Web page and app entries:
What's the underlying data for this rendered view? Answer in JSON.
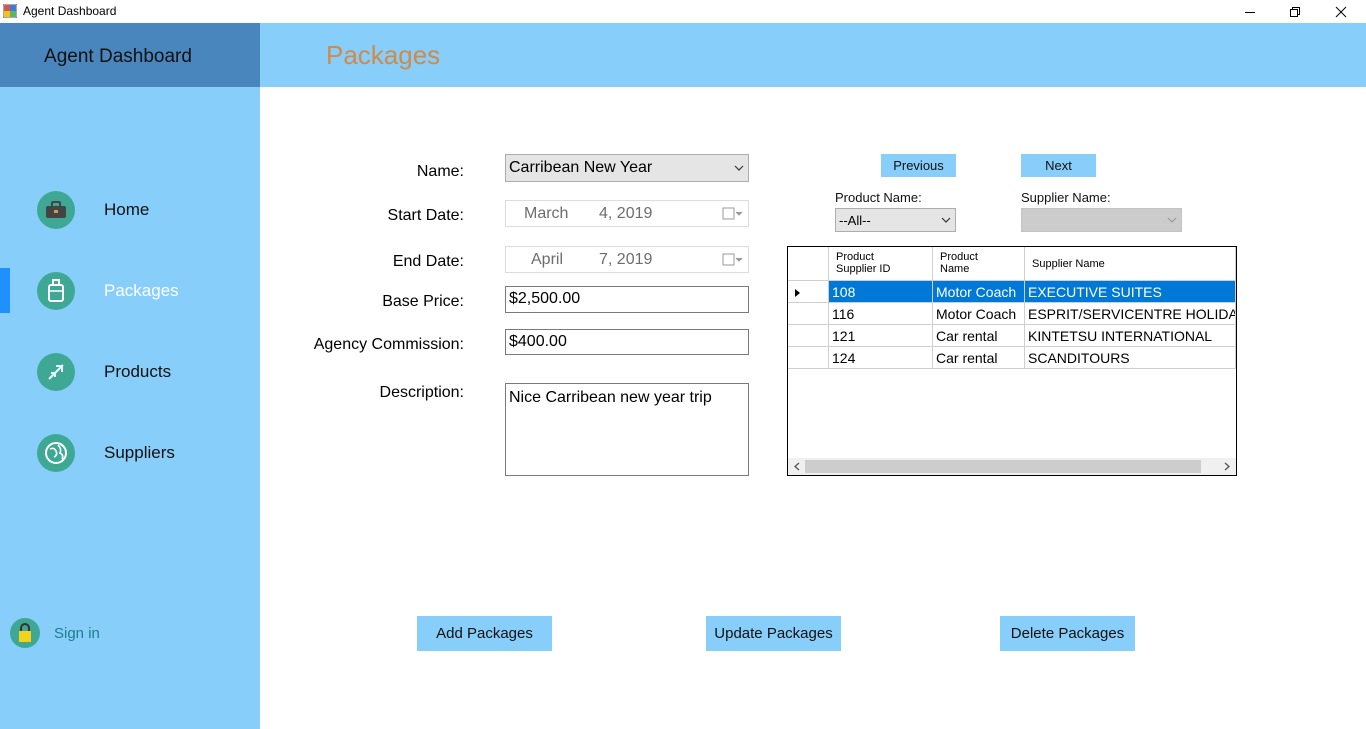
{
  "window": {
    "title": "Agent Dashboard"
  },
  "sidebar": {
    "title": "Agent Dashboard",
    "items": [
      {
        "label": "Home",
        "icon": "briefcase-icon"
      },
      {
        "label": "Packages",
        "icon": "luggage-icon",
        "active": true
      },
      {
        "label": "Products",
        "icon": "airplane-icon"
      },
      {
        "label": "Suppliers",
        "icon": "globe-icon"
      }
    ],
    "sign_in": "Sign in"
  },
  "header": {
    "page_title": "Packages"
  },
  "form": {
    "name_label": "Name:",
    "name_value": "Carribean New Year",
    "start_label": "Start Date:",
    "start_month": "March",
    "start_rest": "4, 2019",
    "end_label": "End Date:",
    "end_month": "April",
    "end_rest": "7, 2019",
    "base_label": "Base Price:",
    "base_value": "$2,500.00",
    "commission_label": "Agency Commission:",
    "commission_value": "$400.00",
    "description_label": "Description:",
    "description_value": "Nice Carribean new year trip"
  },
  "nav_buttons": {
    "previous": "Previous",
    "next": "Next"
  },
  "filters": {
    "product_label": "Product Name:",
    "product_value": "--All--",
    "supplier_label": "Supplier Name:",
    "supplier_value": ""
  },
  "grid": {
    "headers": [
      "Product Supplier ID",
      "Product Name",
      "Supplier Name"
    ],
    "header_lines": [
      [
        "Product",
        "Supplier ID"
      ],
      [
        "Product",
        "Name"
      ],
      [
        "Supplier Name"
      ]
    ],
    "rows": [
      {
        "id": "108",
        "product": "Motor Coach",
        "supplier": "EXECUTIVE SUITES",
        "selected": true
      },
      {
        "id": "116",
        "product": "Motor Coach",
        "supplier": "ESPRIT/SERVICENTRE HOLIDAY"
      },
      {
        "id": "121",
        "product": "Car rental",
        "supplier": "KINTETSU INTERNATIONAL"
      },
      {
        "id": "124",
        "product": "Car rental",
        "supplier": "SCANDITOURS"
      }
    ]
  },
  "actions": {
    "add": "Add Packages",
    "update": "Update Packages",
    "delete": "Delete Packages"
  },
  "colors": {
    "sidebar": "#87cefa",
    "sidebar_header": "#4a86be",
    "accent_title": "#d08a4a",
    "icon_circle": "#3fa895",
    "selection": "#0078d7"
  }
}
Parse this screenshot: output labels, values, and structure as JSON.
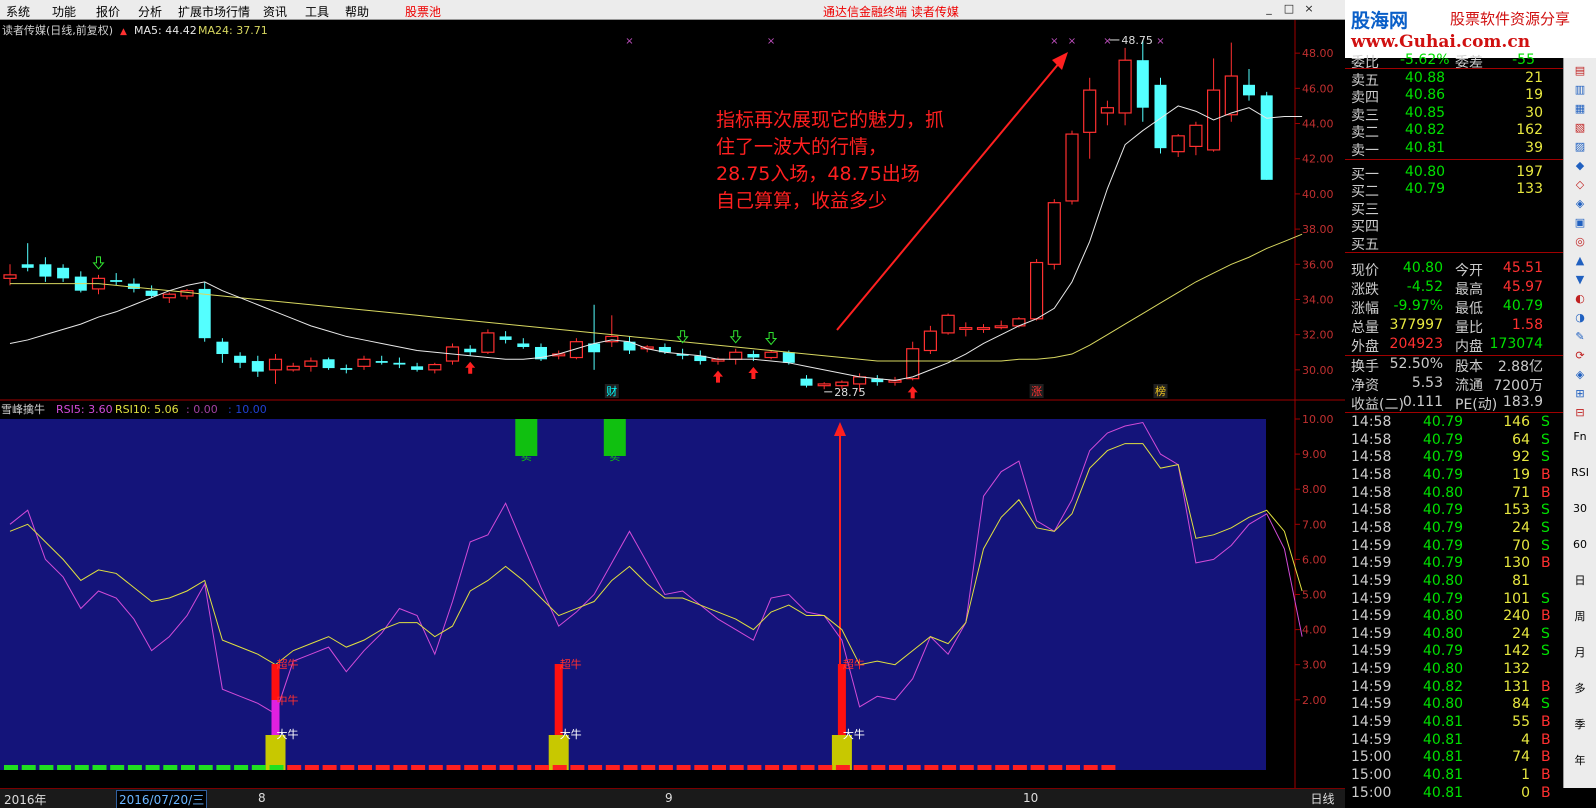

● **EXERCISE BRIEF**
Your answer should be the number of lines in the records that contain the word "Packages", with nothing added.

● **TASK ANSWER**
5